> [RECORDS SHOWN]:

....

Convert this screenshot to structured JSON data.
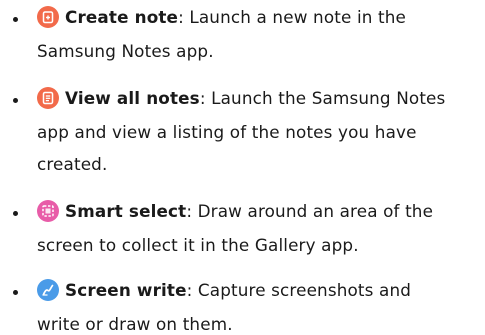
{
  "items": [
    {
      "icon": "create-note-icon",
      "term": "Create note",
      "line1": ": Launch a new note in the",
      "line2": "Samsung Notes app.",
      "line3": ""
    },
    {
      "icon": "view-all-notes-icon",
      "term": "View all notes",
      "line1": ": Launch the Samsung Notes",
      "line2": "app and view a listing of the notes you have",
      "line3": "created."
    },
    {
      "icon": "smart-select-icon",
      "term": "Smart select",
      "line1": ": Draw around an area of the",
      "line2": "screen to collect it in the Gallery app.",
      "line3": ""
    },
    {
      "icon": "screen-write-icon",
      "term": "Screen write",
      "line1": ": Capture screenshots and",
      "line2": "write or draw on them.",
      "line3": ""
    }
  ],
  "colors": {
    "create_note": "#f26a4a",
    "view_all_notes": "#f26a4a",
    "smart_select": "#e85ca8",
    "screen_write": "#4a9be8",
    "text": "#1a1a1a"
  }
}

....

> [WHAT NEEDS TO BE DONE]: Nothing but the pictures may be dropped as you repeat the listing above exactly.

> [OUTPUT]:
Convert this screenshot to structured JSON data.
{
  "items": [
    {
      "icon": "create-note-icon",
      "term": "Create note",
      "line1": ": Launch a new note in the",
      "line2": "Samsung Notes app.",
      "line3": ""
    },
    {
      "icon": "view-all-notes-icon",
      "term": "View all notes",
      "line1": ": Launch the Samsung Notes",
      "line2": "app and view a listing of the notes you have",
      "line3": "created."
    },
    {
      "icon": "smart-select-icon",
      "term": "Smart select",
      "line1": ": Draw around an area of the",
      "line2": "screen to collect it in the Gallery app.",
      "line3": ""
    },
    {
      "icon": "screen-write-icon",
      "term": "Screen write",
      "line1": ": Capture screenshots and",
      "line2": "write or draw on them.",
      "line3": ""
    }
  ],
  "colors": {
    "create_note": "#f26a4a",
    "view_all_notes": "#f26a4a",
    "smart_select": "#e85ca8",
    "screen_write": "#4a9be8",
    "text": "#1a1a1a"
  }
}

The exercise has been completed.